What’s New in 2020 for Retina Coding and Reimbursement
Understanding the changes that occurred on January 1 can help prevent claim denials.
Each new year sees changes in retina coding and reimbursement. In 2020, the most significant changes relate to extended ophthalmoscopy (EO) and modifications of Medicare reporting requirements. A comprehensive knowledge of these changes may help your practice prevent costly denials and receive appropriate reimbursement.
The biggest changes that will affect retina practices were the deletion of CPT codes 92225 (extended ophthalmoscopy with retinal drawing, initial) and 92226 (extended ophthalmoscopy with retinal drawing, subsequent) and the addition of two new codes on January 1. The codes 92225 and 92226 were eliminated because the Relative Value Scale Update Committee determined that initial and subsequent EOs involved similar physician work. The committee also decided that peripheral and posterior examinations had distinct differences.
The new EO codes are:
92201: Ophthalmoscopy, extended; with retinal drawing and scleral depression of peripheral retinal disease (eg, for retinal tear, retinal detachment, retinal tumor) with interpretation and report, unilateral or bilateral; and
92202: Ophthalmoscopy, extended; with drawing of optic nerve or macula (eg, for glaucoma, macular pathology, tumor) with interpretation and report, unilateral and bilateral.
Along with these new codes come substantial modifications to the coding principles for EO.
The deleted EO codes were defined as initial (92225) or subsequent (92226). These definitions were eliminated in the new EO codes, which are instead distinguished by the area examined by the doctor during the EO. CPT code 92201 indicates in the descriptor that the EO and retinal drawing of the periphery must include scleral depression; this should be reflected in the documentation. EO for the posterior pole with drawing of optic nerve or macula is now reported with CPT code 92202.
As with the eliminated codes, these new EO codes require the documentation of an interpretation and report. All EO drawings should be legible and include clearly defined labels.
The relative value unit and Medicare reimbursement for EO in 2020 are shown in Table 1. Reimbursement for CPT code 92201 reflects approximately a 9% decrease in value compared with CPT 92225, and CPT 92202 reflects a 32% decrease compared with the deleted initial EO. The total decrease in value may vary by geographic region.
Unilateral Versus Bilateral: Avoid Claim Denials
The 2020 EO codes are defined as “unilateral or bilateral” and may be billed only once per examination regardless of whether bilateral EO was performed. This CPT code indicator change represents a 50% reduction compared with the previous, deleted codes when billed bilaterally.

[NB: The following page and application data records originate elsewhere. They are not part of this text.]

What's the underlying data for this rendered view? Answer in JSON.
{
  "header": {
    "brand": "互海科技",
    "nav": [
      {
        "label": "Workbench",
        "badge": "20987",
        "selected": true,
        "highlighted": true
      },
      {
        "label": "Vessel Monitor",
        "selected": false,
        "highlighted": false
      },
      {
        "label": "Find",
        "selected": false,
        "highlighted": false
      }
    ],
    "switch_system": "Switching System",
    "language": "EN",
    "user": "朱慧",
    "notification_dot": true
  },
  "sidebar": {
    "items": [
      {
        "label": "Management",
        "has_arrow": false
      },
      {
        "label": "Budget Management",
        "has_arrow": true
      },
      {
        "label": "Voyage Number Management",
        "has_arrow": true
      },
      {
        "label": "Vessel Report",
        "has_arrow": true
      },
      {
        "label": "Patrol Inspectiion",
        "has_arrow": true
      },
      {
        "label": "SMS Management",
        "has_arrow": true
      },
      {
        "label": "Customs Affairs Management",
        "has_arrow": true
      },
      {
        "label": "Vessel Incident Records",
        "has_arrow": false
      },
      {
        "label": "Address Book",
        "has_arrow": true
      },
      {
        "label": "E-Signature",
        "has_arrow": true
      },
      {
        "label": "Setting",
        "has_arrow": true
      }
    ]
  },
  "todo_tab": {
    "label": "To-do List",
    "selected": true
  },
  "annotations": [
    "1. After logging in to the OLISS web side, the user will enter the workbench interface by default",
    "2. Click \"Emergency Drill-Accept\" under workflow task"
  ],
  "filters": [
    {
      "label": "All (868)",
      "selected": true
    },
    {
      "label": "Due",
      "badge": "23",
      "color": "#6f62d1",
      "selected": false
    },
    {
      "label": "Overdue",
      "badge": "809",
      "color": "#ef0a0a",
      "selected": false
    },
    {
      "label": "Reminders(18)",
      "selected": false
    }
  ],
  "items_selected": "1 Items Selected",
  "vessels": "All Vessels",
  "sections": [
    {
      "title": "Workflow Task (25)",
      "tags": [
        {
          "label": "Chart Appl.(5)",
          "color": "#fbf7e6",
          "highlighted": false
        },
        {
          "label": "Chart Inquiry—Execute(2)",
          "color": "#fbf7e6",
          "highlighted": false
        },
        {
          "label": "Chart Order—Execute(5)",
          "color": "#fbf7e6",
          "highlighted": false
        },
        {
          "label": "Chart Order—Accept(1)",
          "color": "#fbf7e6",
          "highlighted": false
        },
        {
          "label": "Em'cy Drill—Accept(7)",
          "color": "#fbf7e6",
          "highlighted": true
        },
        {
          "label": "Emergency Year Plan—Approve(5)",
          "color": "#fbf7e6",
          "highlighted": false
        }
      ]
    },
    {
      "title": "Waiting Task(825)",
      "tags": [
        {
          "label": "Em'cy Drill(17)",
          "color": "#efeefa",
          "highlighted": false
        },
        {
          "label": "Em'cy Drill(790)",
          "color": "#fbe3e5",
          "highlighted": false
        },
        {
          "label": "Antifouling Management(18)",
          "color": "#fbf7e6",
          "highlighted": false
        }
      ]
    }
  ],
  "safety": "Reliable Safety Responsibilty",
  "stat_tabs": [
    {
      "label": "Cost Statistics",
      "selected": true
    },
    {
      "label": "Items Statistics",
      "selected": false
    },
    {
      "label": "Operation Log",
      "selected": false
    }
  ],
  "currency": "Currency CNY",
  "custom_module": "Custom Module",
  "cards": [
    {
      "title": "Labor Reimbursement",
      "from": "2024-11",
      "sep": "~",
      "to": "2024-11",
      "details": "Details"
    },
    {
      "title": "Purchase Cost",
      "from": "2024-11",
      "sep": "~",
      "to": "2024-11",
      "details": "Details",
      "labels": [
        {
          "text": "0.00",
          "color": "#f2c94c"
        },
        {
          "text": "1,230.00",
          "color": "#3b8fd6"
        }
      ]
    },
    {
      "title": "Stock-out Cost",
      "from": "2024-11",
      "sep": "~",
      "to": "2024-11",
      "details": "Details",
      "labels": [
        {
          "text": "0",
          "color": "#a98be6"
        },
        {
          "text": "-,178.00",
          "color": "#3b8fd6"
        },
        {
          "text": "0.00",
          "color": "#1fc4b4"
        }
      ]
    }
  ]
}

Due to these changes, the bilateral indicator 2, used to indicate a bilateral payment adjustment, no longer applies. Applying modifiers -RT (right eye), -LT (left eye) or -50 (bilateral procedure) may cause a claim denial.
National Correct Coding Initiative Bundles
According to the National Correct Coding Initiative (NCCI) Version 26.0, which became effective January 1, CPT codes 92201 and 92202 are bundled with all retinal laser procedures and surgeries when performed on the same day. The new EO codes and CPT 92250 (fundus photography) are mutually exclusive, meaning that the two codes may never be unbundled. See Table 2 for more examples of bundled and mutually exclusive coding sets.
There are no new bundles related to retina diagnostic testing services and EO in NCCI Version 26.0, with the exception of fundus photography. Table 3 provides a quick reference of the updated bundles for the first quarter of 2020.
Adjustments in definitions, elimination of unilateral-bilateral distinctions, and reimbursement reductions are significant changes to EO coding in 2020. Table 4 provides a summary of the changes.
MIPS IN 2020
Some changes to the Merit-Based Incentive Payment System (MIPS) will be implemented in 2020. Table 5 outlines these changes.
The minimum final 2020 MIPS score to avoid penalty in 2022 will be 45 points, up from 30 points in 201. The exceptional performance bonus score rose 10 points this year to a total of 85. The stakes for achieving the minimum score are higher, too: The penalty for failing to achieve the minimum score is a 9% reduction in reimbursement.
In 2019, in reporting a quality measure, at least 60% of denominator-eligible patients should have been included. In 2020, that requirement is increased to 70%.
There are considerable changes to quality measures in 2020, along with modifications to requirements promoting interoperability and improvement activity. These changes and other MIPS resources can be found online at aao.org/medicare.
Of note, the weight of each of the four MIPS categories is unchanged in 2020 (Table 6). The performance period for each category will not change.
MASTER CODING IN 2020
Throughout 2020, a commitment to mastering the new coding principles and MIPS changes will be key. The AAO will provide education at aao.org/coding and at Codequest coding courses around the country. The schedule for those courses may be found at aao.org/codequest.
Joy Woodke, COE, OCS, OCSR
• Coding and Practice Management Executive, American Academy of Ophthalmology, San Francisco
• Financial disclosure: None